The time for going to conferences, watching videos and having think-tanks is over. It’s time for action. Conceptual activism is just another way that people swim dreamily in the current of the mainstream.
“Oh, ain’t it awful” isn’t going to get us anywhere. Neither are all-night conversations about psuedo-solutions. What has to happen is an unprecedented amount of Unplugging from The Man. Walking Away from Empire.
The Cassandra Syndrome is a term applied to situations in which valid warnings or concerns are dismissed or disbelieved. This is where we stand in psycho-history. The writing is on the wall and the warning has been sounded, but most Americans are reticent to make any significant behavioral changes. We’ve been too comfortable for too long.
I want to loop back to the beginning of our conversation, Guy, and take another look at Jensen’s distinction between real life and contrived culture. It’s a critical distinction and most people have them confused.
If we’re going to move into a new paradigm we’re going to have to be very clear that we’re a part of real life and not merely cogs in the endless manufacture of contrived/conditioned culture. This poses, for most, a serious existential crisis. But, it’s only through that kind of deep angst and discomfort that most people are going to truly commit to walking away from culture and participating in real life.
McPHERSON: Knowing culture will lead us astray, we nonetheless invite scorn when we seek the truth beneath the cultural current of the main stream.
Culture does not have answers to meaningful questions. But skepticism for the sake of skepticism is no virtue, either.
In sum, then, it’s difficult to know what to believe, and whom to trust, but it’s clear we’re surrounded by lies.
During our finest moments, we don’t believe the media, the politicians we elect (from the very small slate of candidates selected for us), or the CEOs and NGOs to whom we give our money. Awash in misinformation yet surrounded by culture’s unrepentant, never-ending message, we vacillate between cynicism and swimming in the powerful current of culture.
Most Americans turn to neoclassical economists for information about the industrial economy, but that approach is rife with danger, as explained by this old joke:
Four shipwrecked economists wash ashore on a deserted tropical island. The first Asian economist says, ‘I’ll gather wood and start a fire to keep us warm and cook our food.’ The second Asian economist says, ‘I’ll find water.’ The third Asian economist says, ‘I’ll find food.’ The American economist sits down, smiles, and says, ‘When you’ve got that all taken care of, I’ll consume whatever you produce. You’re darned lucky I’m here: Without me, the entire system falls apart in a hurry.’
In response to the misinformation associated with imperial living — not to mention the lies I was telling myself about the irredeemably corrupt system in which I was ensconced — I’ve moved from imperialist city educator to rural sharecropper in very challenging step. This move was driven by many factors, including the profound (and profoundly late) realization that we live immorally, buying and selling nature’s bounty at an imperialist whim.

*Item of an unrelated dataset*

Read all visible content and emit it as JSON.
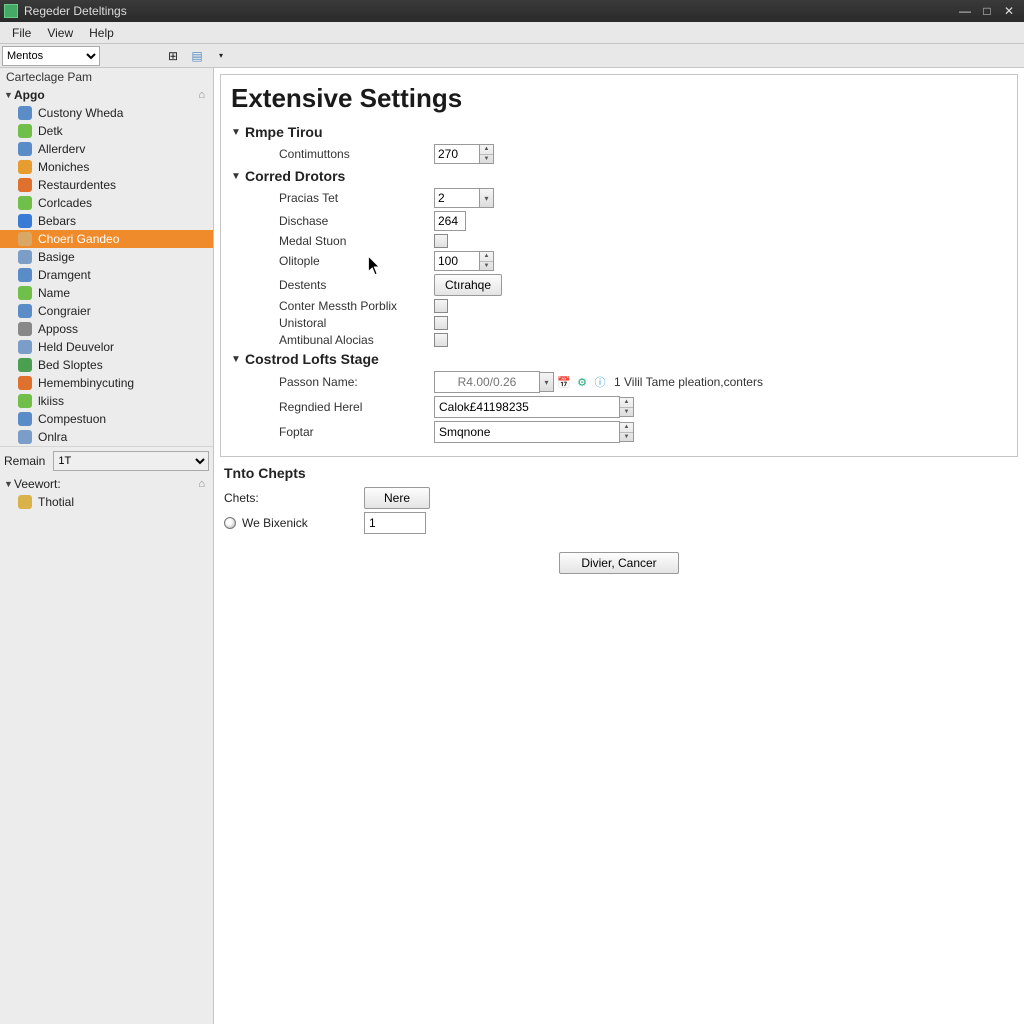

The transition to living as part of the world, rather than apart from the world, has been accompanied by rewards too numerous and varied to list here, although you’ve articulated them in The Good Life and summarized them in your opening statement (above).

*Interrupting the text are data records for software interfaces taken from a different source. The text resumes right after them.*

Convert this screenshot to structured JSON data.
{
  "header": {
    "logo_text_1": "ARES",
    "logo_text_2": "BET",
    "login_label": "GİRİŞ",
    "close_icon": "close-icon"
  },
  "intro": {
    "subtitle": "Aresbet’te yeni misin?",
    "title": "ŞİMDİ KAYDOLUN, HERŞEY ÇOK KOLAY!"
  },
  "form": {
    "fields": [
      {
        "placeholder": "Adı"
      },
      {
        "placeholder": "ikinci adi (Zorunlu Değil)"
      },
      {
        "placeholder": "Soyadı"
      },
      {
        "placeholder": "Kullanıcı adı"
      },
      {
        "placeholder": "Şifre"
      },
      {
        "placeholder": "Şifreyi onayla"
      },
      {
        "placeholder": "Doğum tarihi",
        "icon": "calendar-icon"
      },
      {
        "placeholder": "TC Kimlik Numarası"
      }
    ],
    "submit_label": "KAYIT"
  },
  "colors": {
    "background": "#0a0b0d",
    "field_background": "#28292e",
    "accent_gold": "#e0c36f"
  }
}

ACKERMAN: You point to the very real vacillation that we make between cynicism and denial. The solution lies, of course, somewhere in-between the two. I think that we should talk again soon, Guy, with an eye toward the perennial question of T.S. Eliot in “The Love Song of J. Alfred Prufrock:”
So how should I presume?
–Sherry L. Ackerman PhD., and Guy McPherson for Transition Voice